Review Summary: Past and present of Shoegaze meet and disagree about the future.
When the news of noise rock legends The Telescopes being on tour reached Jaguwar's headquarters in Dresden (Germany), the band shot an e-mail to Tapete Records with some sample audio requesting a slot in the bill. The simple but effective plan paid off and not only got them to open for the English act but also granted them a record deal that would materialize as this… Ringthing
. Not only that, the fruitful relationship between master and apprentice also continued with Jaguawar's covering The Telescopes' "Flying" on their Soundcloud page and the UK legends returning the favor by remixing "Crystal", the first single extracted from Jaguwar's debut, drowning the noise pop track into a sea of reverb and static lush.
Pinpointing the exact position that Jaguwar's music occupies in a shoegaze scale is a complex albeit pointless task. Where the sybarites of the genre would fret, the sporadic listeners would actually delight themselves with the different colors and shapes that dwell in this intrepid debut. The trio fronted by Lemmy Fischer on guitar and Oyèmi Noize on bass duties have adventured in crafting an album that befriends at first and successfully marries later all of their influences into a single menu, with My Bloody Valentine being the main dish, and The Cure and Ride being the dessert. Christoph Krenkel's drumming works as the counterpoint for Jaguwar's alternative rock infused shoegaze, providing a rather furious and effervescent tempo that invites the songs to stream with undemanding attention, in contrast with the customary glue-footed motion of bands like Slowdive. Vocal duties are also shared between Fischer and Noize, where the former pulls the band towards the post punk zone with anguished but broken temper, Noize takes it back to gaze county with honey tones reminiscent of a playful Siouxsie or an angry Mazzy Star swallowed by a swarm of guitars and distorted bass lines.

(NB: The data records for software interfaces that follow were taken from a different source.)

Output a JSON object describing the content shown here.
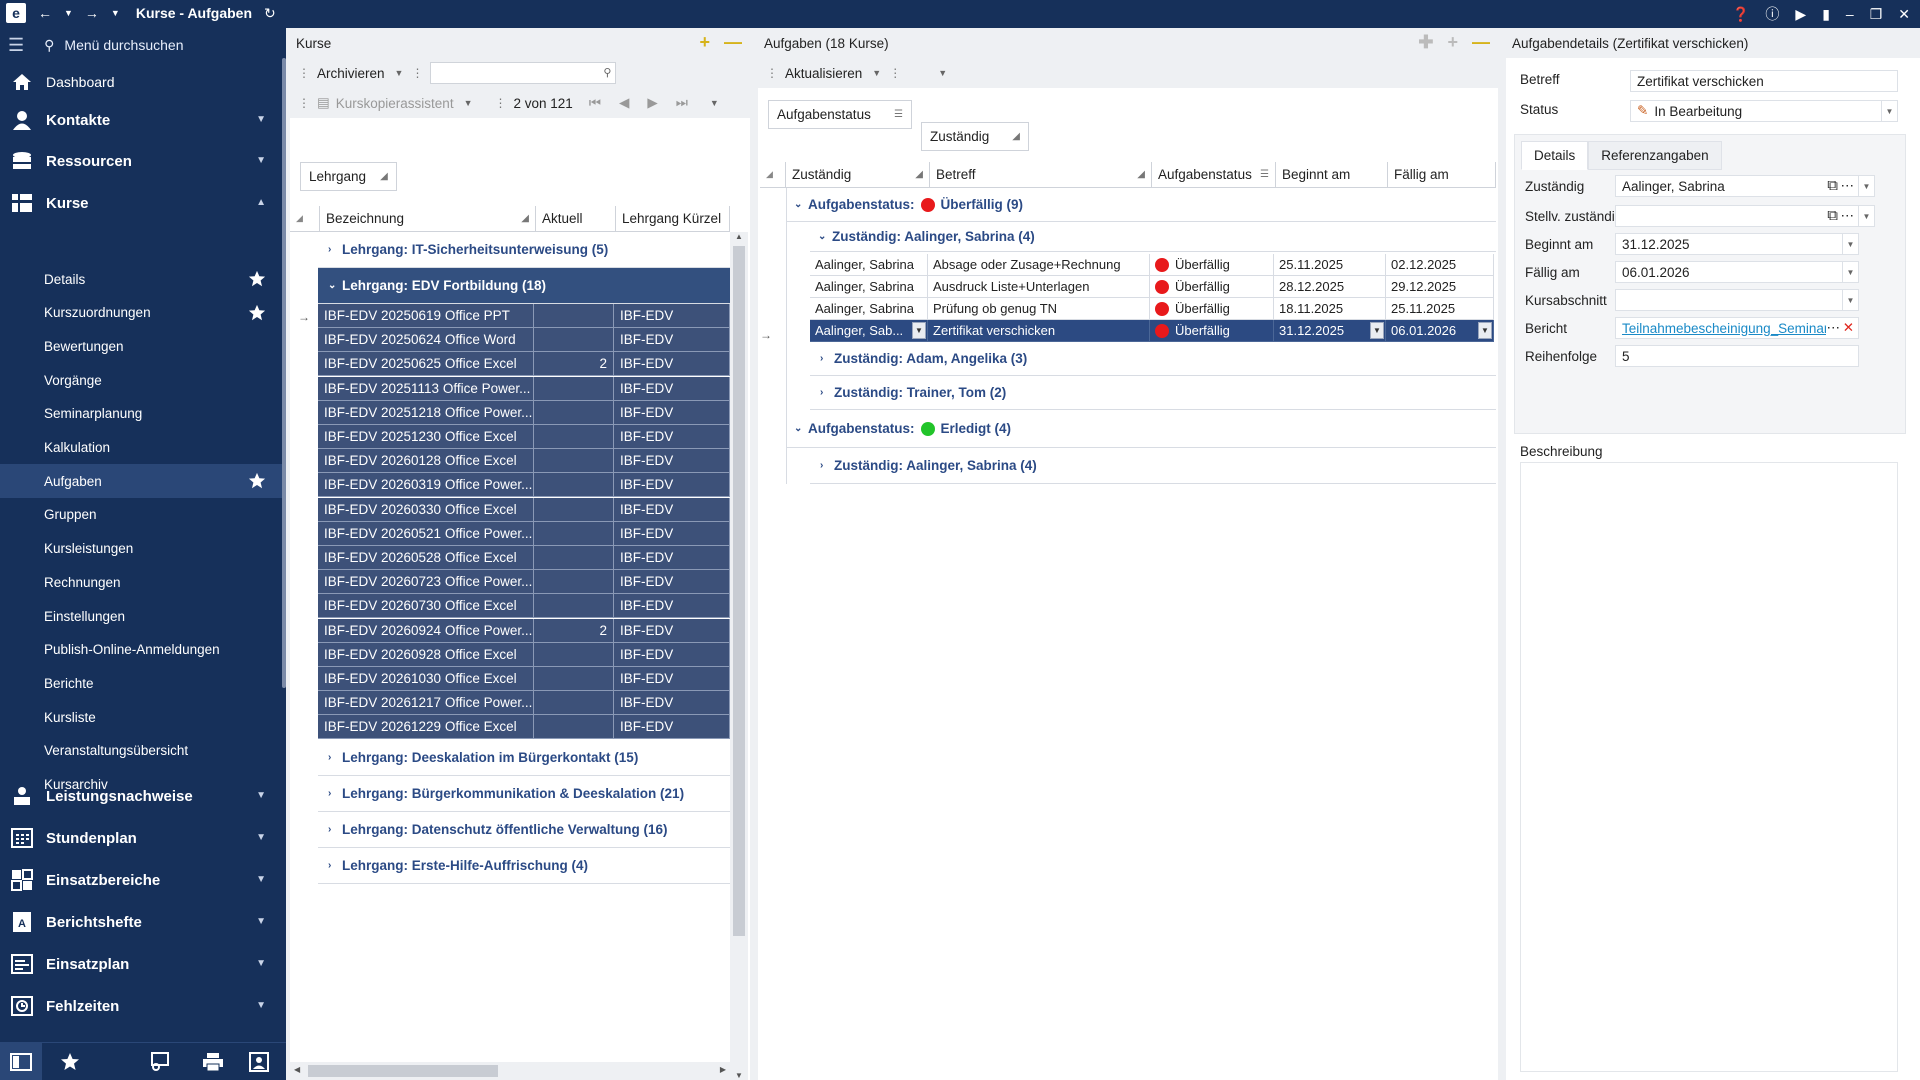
{
  "window": {
    "title": "Kurse - Aufgaben",
    "logo": "e"
  },
  "sidebar": {
    "search_label": "Menü durchsuchen",
    "dashboard": "Dashboard",
    "main_items": [
      {
        "label": "Kontakte",
        "icon": "contact-icon"
      },
      {
        "label": "Ressourcen",
        "icon": "database-icon"
      },
      {
        "label": "Kurse",
        "icon": "courses-icon"
      },
      {
        "label": "Leistungsnachweise",
        "icon": "certificate-icon"
      },
      {
        "label": "Stundenplan",
        "icon": "calendar-icon"
      },
      {
        "label": "Einsatzbereiche",
        "icon": "grid-icon"
      },
      {
        "label": "Berichtshefte",
        "icon": "report-book-icon"
      },
      {
        "label": "Einsatzplan",
        "icon": "plan-icon"
      },
      {
        "label": "Fehlzeiten",
        "icon": "absence-icon"
      }
    ],
    "sub_items": [
      "Details",
      "Kurszuordnungen",
      "Bewertungen",
      "Vorgänge",
      "Seminarplanung",
      "Kalkulation",
      "Aufgaben",
      "Gruppen",
      "Kursleistungen",
      "Rechnungen",
      "Einstellungen",
      "Publish-Online-Anmeldungen",
      "Berichte",
      "Kursliste",
      "Veranstaltungsübersicht",
      "Kursarchiv"
    ]
  },
  "kurse": {
    "title": "Kurse",
    "archive_btn": "Archivieren",
    "search_placeholder": "",
    "copy_assistant": "Kurskopierassistent",
    "pager": "2 von 121",
    "group_chip": "Lehrgang",
    "columns": [
      "Bezeichnung",
      "Aktuell",
      "Lehrgang Kürzel"
    ],
    "groups_top": [
      "Lehrgang: IT-Sicherheitsunterweisung (5)",
      "Lehrgang: EDV Fortbildung (18)"
    ],
    "rows": [
      {
        "name": "IBF-EDV 20250619 Office PPT",
        "aktuell": "",
        "kuerzel": "IBF-EDV"
      },
      {
        "name": "IBF-EDV 20250624 Office Word",
        "aktuell": "",
        "kuerzel": "IBF-EDV"
      },
      {
        "name": "IBF-EDV 20250625 Office Excel",
        "aktuell": "2",
        "kuerzel": "IBF-EDV"
      },
      {
        "name": "IBF-EDV 20251113 Office Power...",
        "aktuell": "",
        "kuerzel": "IBF-EDV"
      },
      {
        "name": "IBF-EDV 20251218 Office Power...",
        "aktuell": "",
        "kuerzel": "IBF-EDV"
      },
      {
        "name": "IBF-EDV 20251230 Office Excel",
        "aktuell": "",
        "kuerzel": "IBF-EDV"
      },
      {
        "name": "IBF-EDV 20260128 Office Excel",
        "aktuell": "",
        "kuerzel": "IBF-EDV"
      },
      {
        "name": "IBF-EDV 20260319 Office Power...",
        "aktuell": "",
        "kuerzel": "IBF-EDV"
      },
      {
        "name": "IBF-EDV 20260330 Office Excel",
        "aktuell": "",
        "kuerzel": "IBF-EDV"
      },
      {
        "name": "IBF-EDV 20260521 Office Power...",
        "aktuell": "",
        "kuerzel": "IBF-EDV"
      },
      {
        "name": "IBF-EDV 20260528 Office Excel",
        "aktuell": "",
        "kuerzel": "IBF-EDV"
      },
      {
        "name": "IBF-EDV 20260723 Office Power...",
        "aktuell": "",
        "kuerzel": "IBF-EDV"
      },
      {
        "name": "IBF-EDV 20260730 Office Excel",
        "aktuell": "",
        "kuerzel": "IBF-EDV"
      },
      {
        "name": "IBF-EDV 20260924 Office Power...",
        "aktuell": "2",
        "kuerzel": "IBF-EDV"
      },
      {
        "name": "IBF-EDV 20260928 Office Excel",
        "aktuell": "",
        "kuerzel": "IBF-EDV"
      },
      {
        "name": "IBF-EDV 20261030 Office Excel",
        "aktuell": "",
        "kuerzel": "IBF-EDV"
      },
      {
        "name": "IBF-EDV 20261217 Office Power...",
        "aktuell": "",
        "kuerzel": "IBF-EDV"
      },
      {
        "name": "IBF-EDV 20261229 Office Excel",
        "aktuell": "",
        "kuerzel": "IBF-EDV"
      }
    ],
    "groups_bottom": [
      "Lehrgang: Deeskalation im Bürgerkontakt (15)",
      "Lehrgang: Bürgerkommunikation & Deeskalation (21)",
      "Lehrgang: Datenschutz öffentliche Verwaltung (16)",
      "Lehrgang: Erste-Hilfe-Auffrischung (4)"
    ]
  },
  "aufgaben": {
    "title": "Aufgaben (18 Kurse)",
    "refresh_btn": "Aktualisieren",
    "group_chips": [
      "Aufgabenstatus",
      "Zuständig"
    ],
    "columns": [
      "Zuständig",
      "Betreff",
      "Aufgabenstatus",
      "Beginnt am",
      "Fällig am"
    ],
    "group_overdue": "Aufgabenstatus:",
    "overdue_label": "Überfällig (9)",
    "sub_aalinger": "Zuständig: Aalinger, Sabrina (4)",
    "rows": [
      {
        "who": "Aalinger, Sabrina",
        "subject": "Absage oder Zusage+Rechnung",
        "status": "Überfällig",
        "start": "25.11.2025",
        "due": "02.12.2025"
      },
      {
        "who": "Aalinger, Sabrina",
        "subject": "Ausdruck Liste+Unterlagen",
        "status": "Überfällig",
        "start": "28.12.2025",
        "due": "29.12.2025"
      },
      {
        "who": "Aalinger, Sabrina",
        "subject": "Prüfung ob genug TN",
        "status": "Überfällig",
        "start": "18.11.2025",
        "due": "25.11.2025"
      },
      {
        "who": "Aalinger, Sab...",
        "subject": "Zertifikat verschicken",
        "status": "Überfällig",
        "start": "31.12.2025",
        "due": "06.01.2026"
      }
    ],
    "sub_adam": "Zuständig: Adam, Angelika (3)",
    "sub_trainer": "Zuständig: Trainer, Tom (2)",
    "group_done": "Aufgabenstatus:",
    "done_label": "Erledigt (4)",
    "sub_done_aalinger": "Zuständig: Aalinger, Sabrina (4)",
    "colors": {
      "overdue": "#e8191b",
      "done": "#22c42a"
    }
  },
  "details": {
    "title": "Aufgabendetails (Zertifikat verschicken)",
    "betreff_label": "Betreff",
    "betreff_value": "Zertifikat verschicken",
    "status_label": "Status",
    "status_value": "In Bearbeitung",
    "tabs": [
      "Details",
      "Referenzangaben"
    ],
    "fields": {
      "zustaendig_label": "Zuständig",
      "zustaendig_value": "Aalinger, Sabrina",
      "stellv_label": "Stellv. zuständig",
      "stellv_value": "",
      "beginnt_label": "Beginnt am",
      "beginnt_value": "31.12.2025",
      "faellig_label": "Fällig am",
      "faellig_value": "06.01.2026",
      "abschnitt_label": "Kursabschnitt",
      "abschnitt_value": "",
      "bericht_label": "Bericht",
      "bericht_value": "Teilnahmebescheinigung_Seminar",
      "reihenfolge_label": "Reihenfolge",
      "reihenfolge_value": "5"
    },
    "beschreibung_label": "Beschreibung"
  },
  "theme": {
    "sidebar_bg": "#16305a",
    "accent_yellow": "#e6c21a",
    "selection": "#2c4a82"
  }
}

shows that the team have made their homework in researching their sound amidst a myriad of pedal effects and production tricks, after all, the album shares its title with one of the apparatus created by sound-smiths Electro-Harmonix. From the very first chords of "Lunatic" to the atomic ending of third track and highlight "Slow and Tiny", there is no doubt the band has put an almost maniac attention to detail, bringing together an alloy of sound walls and skeletal parts alike which gives the album space to breathe in between every sonic assault. "Gone" marks the first of several moments of serenity, with Noize's vocals taking the spotlight while Fischer's guitar lurks in the background impatient to break through. "Crystal" kindles the fire again displaying a pretty accurate Robert Smith impression courtesy of Fischer, followed by dream pop beauty "Night Out" and the weighty "Whales", where the sharp and thunderous guitars pay another visit to finish the track on a heavy note. "Away" is all about Noize and Fischer singing a bitter melody against a hammering bass and sparkling guitars, unshackling all the distortion they have during the final minutes of the song along with Krenkel's fuming beating. The album closes with combo tracks "Week" and "End" slowly releasing the pressure until finally vanishing in a dying arpeggio.
, Jaguwar distills their heavy shoegaze formula after two EPs that sat way too comfortable behind the shadow of their influences and experiment with pushing the genre to further yet uncertain latitudes, a proposal that tries to convey a mighty legacy with new branches that may very well be also the seed for future expressions of the genre.